DIRECTIONS >>
When you restate the data, keep every word as it is and drop the images.

Records contained in a dataset
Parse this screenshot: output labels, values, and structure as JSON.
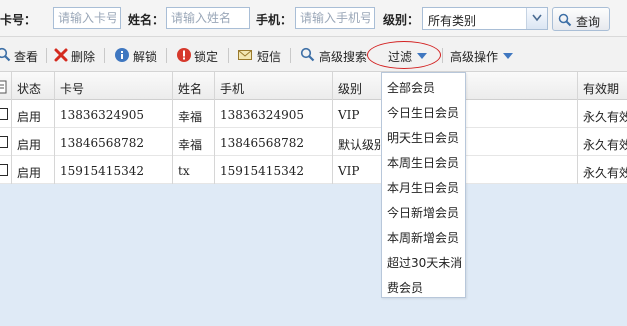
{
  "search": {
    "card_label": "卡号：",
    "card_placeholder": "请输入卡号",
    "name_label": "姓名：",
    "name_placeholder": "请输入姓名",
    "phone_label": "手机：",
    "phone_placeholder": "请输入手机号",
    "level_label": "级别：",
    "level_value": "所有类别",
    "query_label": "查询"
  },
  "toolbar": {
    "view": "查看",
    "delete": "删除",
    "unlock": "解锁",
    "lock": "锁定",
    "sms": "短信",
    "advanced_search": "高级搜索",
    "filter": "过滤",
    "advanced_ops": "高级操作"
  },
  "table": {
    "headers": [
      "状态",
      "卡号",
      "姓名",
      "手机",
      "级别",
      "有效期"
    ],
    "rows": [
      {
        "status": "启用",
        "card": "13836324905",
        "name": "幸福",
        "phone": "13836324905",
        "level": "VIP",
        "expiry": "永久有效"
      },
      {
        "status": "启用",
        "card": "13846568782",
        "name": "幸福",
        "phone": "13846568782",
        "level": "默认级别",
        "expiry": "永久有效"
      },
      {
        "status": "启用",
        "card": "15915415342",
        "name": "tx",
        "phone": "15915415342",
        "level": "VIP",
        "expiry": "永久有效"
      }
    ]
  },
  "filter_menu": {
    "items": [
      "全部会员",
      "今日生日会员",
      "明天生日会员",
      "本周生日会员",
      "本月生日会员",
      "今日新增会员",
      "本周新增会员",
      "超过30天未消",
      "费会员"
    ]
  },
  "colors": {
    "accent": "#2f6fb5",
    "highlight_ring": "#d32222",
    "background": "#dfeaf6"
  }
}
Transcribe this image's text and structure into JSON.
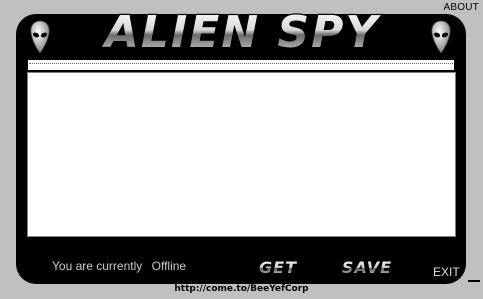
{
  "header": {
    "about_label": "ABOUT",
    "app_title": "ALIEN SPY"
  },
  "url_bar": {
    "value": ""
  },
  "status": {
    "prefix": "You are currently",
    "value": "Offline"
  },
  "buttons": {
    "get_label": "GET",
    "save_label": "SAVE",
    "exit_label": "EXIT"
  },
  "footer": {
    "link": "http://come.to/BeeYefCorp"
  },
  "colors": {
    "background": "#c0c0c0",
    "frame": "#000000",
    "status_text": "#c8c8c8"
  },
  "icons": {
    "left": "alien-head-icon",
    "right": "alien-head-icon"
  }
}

WRITTEN ANSWER >>
Parse this screenshot: output labels, values, and structure as JSON.
{
  "search": {
    "card_label": "卡号：",
    "card_placeholder": "请输入卡号",
    "name_label": "姓名：",
    "name_placeholder": "请输入姓名",
    "phone_label": "手机：",
    "phone_placeholder": "请输入手机号",
    "level_label": "级别：",
    "level_value": "所有类别",
    "query_label": "查询"
  },
  "toolbar": {
    "view": "查看",
    "delete": "删除",
    "unlock": "解锁",
    "lock": "锁定",
    "sms": "短信",
    "advanced_search": "高级搜索",
    "filter": "过滤",
    "advanced_ops": "高级操作"
  },
  "table": {
    "headers": [
      "状态",
      "卡号",
      "姓名",
      "手机",
      "级别",
      "有效期"
    ],
    "rows": [
      {
        "status": "启用",
        "card": "13836324905",
        "name": "幸福",
        "phone": "13836324905",
        "level": "VIP",
        "expiry": "永久有效"
      },
      {
        "status": "启用",
        "card": "13846568782",
        "name": "幸福",
        "phone": "13846568782",
        "level": "默认级别",
        "expiry": "永久有效"
      },
      {
        "status": "启用",
        "card": "15915415342",
        "name": "tx",
        "phone": "15915415342",
        "level": "VIP",
        "expiry": "永久有效"
      }
    ]
  },
  "filter_menu": {
    "items": [
      "全部会员",
      "今日生日会员",
      "明天生日会员",
      "本周生日会员",
      "本月生日会员",
      "今日新增会员",
      "本周新增会员",
      "超过30天未消",
      "费会员"
    ]
  },
  "colors": {
    "accent": "#2f6fb5",
    "highlight_ring": "#d32222",
    "background": "#dfeaf6"
  }
}
Transcribe this image's text and structure into JSON.
{
  "header": {
    "about_label": "ABOUT",
    "app_title": "ALIEN SPY"
  },
  "url_bar": {
    "value": ""
  },
  "status": {
    "prefix": "You are currently",
    "value": "Offline"
  },
  "buttons": {
    "get_label": "GET",
    "save_label": "SAVE",
    "exit_label": "EXIT"
  },
  "footer": {
    "link": "http://come.to/BeeYefCorp"
  },
  "colors": {
    "background": "#c0c0c0",
    "frame": "#000000",
    "status_text": "#c8c8c8"
  },
  "icons": {
    "left": "alien-head-icon",
    "right": "alien-head-icon"
  }
}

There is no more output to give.